Exercise requirements ->
Extract, from the records beneath this instruction, each line that contains the word "name".

Record excerpts ->
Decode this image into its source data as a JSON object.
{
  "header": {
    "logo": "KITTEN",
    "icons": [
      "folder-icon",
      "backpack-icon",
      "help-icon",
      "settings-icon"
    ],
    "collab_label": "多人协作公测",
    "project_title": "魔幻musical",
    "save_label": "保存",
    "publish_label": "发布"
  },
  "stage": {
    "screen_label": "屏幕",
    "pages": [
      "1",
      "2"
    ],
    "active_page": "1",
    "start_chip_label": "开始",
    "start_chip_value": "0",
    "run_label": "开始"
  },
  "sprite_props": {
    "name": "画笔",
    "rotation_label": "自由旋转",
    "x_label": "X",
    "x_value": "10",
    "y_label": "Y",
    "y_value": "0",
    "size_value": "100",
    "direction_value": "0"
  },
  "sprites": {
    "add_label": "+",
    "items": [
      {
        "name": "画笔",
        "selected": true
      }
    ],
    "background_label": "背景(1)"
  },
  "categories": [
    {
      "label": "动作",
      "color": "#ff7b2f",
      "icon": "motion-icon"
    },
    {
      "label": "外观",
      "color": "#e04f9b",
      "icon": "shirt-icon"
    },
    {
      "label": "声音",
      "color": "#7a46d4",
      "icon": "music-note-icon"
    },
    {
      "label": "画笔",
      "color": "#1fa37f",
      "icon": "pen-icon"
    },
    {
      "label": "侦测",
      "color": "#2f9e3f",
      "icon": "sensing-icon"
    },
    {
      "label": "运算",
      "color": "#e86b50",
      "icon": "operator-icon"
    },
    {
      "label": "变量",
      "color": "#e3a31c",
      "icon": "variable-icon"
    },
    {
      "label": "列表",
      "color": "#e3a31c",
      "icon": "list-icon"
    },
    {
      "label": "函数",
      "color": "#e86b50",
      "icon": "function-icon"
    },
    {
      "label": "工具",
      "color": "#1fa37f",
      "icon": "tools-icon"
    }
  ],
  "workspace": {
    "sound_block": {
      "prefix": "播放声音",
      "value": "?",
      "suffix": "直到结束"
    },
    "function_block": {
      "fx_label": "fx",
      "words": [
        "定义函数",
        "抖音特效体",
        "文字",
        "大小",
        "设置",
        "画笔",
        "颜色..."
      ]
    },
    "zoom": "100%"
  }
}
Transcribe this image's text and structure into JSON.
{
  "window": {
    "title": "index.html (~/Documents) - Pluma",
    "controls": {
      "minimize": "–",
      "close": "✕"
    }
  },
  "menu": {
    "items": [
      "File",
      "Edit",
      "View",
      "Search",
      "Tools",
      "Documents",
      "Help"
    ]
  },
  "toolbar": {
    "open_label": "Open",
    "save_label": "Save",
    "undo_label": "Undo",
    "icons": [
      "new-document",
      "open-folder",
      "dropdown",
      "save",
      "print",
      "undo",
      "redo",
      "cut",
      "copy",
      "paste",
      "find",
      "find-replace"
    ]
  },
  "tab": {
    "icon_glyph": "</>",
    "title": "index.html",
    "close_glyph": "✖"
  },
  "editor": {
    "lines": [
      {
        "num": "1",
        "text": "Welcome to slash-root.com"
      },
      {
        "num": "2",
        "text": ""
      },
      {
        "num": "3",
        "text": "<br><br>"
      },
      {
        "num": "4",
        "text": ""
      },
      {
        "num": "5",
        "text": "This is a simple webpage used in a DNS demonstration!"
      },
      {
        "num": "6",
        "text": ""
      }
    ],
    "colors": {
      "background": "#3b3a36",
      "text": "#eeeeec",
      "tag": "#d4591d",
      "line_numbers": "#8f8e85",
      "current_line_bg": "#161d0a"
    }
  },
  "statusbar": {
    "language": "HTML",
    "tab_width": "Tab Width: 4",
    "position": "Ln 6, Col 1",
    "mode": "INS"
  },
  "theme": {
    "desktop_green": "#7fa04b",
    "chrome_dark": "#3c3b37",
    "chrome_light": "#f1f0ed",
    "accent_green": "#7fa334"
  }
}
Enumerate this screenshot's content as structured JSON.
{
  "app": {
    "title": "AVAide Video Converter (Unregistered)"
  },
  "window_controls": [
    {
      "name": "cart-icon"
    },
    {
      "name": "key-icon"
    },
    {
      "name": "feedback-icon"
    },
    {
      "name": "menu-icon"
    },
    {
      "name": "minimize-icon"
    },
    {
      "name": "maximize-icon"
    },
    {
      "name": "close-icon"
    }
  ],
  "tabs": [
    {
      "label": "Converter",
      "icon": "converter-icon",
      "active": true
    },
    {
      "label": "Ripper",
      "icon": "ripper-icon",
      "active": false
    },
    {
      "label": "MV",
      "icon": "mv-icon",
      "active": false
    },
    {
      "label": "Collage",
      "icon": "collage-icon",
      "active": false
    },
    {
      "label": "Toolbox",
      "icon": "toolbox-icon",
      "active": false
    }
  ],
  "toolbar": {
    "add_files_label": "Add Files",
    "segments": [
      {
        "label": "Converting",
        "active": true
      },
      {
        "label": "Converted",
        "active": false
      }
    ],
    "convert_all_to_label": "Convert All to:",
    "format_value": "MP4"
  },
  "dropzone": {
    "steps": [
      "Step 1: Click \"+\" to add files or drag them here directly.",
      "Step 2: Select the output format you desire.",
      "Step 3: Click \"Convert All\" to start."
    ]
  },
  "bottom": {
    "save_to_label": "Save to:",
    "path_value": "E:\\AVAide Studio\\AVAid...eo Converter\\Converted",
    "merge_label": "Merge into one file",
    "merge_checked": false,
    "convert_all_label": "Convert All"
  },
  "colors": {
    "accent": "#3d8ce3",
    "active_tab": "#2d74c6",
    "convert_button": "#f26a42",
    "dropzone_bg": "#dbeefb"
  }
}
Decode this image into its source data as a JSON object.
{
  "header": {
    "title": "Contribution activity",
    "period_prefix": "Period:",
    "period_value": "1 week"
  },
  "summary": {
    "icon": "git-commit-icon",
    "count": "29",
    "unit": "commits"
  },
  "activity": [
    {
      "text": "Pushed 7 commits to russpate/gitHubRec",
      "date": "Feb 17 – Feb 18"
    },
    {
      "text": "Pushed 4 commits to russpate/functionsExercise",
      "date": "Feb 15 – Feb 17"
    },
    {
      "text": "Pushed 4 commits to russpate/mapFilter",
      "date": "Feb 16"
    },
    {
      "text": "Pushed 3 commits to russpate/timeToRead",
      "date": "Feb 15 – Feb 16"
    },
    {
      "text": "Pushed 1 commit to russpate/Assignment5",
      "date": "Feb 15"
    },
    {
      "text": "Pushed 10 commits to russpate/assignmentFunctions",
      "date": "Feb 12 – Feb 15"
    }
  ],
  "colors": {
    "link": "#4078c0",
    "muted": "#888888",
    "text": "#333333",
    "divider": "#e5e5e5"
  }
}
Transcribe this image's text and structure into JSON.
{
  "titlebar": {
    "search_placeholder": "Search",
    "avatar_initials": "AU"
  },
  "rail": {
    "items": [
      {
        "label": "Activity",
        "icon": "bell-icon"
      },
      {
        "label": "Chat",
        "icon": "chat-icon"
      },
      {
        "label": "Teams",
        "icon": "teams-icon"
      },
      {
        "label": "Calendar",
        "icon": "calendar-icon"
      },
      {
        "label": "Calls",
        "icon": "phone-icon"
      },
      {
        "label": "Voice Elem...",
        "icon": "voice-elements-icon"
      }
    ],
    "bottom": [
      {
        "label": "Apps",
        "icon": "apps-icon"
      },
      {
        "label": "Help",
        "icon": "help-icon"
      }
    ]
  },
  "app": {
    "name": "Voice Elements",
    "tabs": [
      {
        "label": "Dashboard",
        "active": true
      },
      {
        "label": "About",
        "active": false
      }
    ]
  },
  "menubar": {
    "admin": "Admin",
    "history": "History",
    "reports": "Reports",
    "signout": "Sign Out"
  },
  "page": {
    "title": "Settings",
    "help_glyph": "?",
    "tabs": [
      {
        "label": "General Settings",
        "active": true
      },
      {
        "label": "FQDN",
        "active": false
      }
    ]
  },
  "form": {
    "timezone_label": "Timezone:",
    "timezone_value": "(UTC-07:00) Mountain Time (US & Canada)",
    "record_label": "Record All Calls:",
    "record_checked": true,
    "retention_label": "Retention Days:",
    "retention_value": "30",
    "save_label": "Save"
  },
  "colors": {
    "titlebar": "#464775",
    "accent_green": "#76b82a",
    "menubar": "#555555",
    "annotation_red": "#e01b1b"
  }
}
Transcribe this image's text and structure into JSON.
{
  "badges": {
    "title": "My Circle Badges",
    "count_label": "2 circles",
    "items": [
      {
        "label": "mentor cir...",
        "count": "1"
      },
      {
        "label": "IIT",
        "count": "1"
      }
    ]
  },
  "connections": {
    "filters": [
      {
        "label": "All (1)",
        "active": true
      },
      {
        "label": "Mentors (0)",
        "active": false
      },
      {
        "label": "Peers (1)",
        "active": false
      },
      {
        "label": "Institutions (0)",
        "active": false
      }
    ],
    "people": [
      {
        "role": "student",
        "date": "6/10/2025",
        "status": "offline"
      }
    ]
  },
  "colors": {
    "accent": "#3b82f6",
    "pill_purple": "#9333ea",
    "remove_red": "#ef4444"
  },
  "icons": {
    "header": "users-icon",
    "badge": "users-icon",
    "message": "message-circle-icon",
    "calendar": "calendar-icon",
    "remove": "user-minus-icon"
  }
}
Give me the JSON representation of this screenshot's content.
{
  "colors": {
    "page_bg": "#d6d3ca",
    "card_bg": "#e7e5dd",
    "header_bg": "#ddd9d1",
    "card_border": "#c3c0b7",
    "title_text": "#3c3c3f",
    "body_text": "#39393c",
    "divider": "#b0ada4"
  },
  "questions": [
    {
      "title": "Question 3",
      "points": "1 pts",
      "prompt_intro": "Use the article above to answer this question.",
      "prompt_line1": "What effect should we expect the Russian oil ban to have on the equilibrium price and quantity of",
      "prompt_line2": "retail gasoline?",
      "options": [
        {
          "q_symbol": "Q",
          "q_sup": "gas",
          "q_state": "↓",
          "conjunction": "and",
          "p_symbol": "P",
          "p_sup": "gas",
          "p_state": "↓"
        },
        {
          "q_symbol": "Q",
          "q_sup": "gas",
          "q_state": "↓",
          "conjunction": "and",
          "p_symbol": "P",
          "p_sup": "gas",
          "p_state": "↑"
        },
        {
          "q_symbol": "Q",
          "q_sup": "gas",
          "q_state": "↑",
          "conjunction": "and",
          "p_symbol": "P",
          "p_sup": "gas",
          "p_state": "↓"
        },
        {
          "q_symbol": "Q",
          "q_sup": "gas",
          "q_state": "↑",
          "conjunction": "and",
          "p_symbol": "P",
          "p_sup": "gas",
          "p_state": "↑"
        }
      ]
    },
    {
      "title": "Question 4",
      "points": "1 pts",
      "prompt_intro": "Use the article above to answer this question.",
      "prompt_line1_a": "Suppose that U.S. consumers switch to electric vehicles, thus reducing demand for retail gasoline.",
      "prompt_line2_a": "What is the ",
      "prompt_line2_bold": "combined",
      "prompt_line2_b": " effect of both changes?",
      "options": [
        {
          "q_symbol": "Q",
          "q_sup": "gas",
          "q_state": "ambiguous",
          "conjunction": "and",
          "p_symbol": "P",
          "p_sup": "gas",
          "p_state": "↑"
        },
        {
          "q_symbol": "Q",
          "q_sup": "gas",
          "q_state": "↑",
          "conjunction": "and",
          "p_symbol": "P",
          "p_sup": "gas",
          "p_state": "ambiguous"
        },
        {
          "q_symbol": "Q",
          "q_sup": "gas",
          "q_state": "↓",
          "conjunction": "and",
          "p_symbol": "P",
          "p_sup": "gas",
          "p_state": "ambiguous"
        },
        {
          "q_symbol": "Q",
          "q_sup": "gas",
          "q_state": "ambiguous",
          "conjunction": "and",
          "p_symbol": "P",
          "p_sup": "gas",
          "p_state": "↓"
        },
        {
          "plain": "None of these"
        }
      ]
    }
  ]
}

Task result ->
    "name": "画笔",
        "name": "画笔",
      "name": "cart-icon"
      "name": "key-icon"
      "name": "feedback-icon"
      "name": "menu-icon"
      "name": "minimize-icon"
      "name": "maximize-icon"
      "name": "close-icon"
    "name": "Voice Elements",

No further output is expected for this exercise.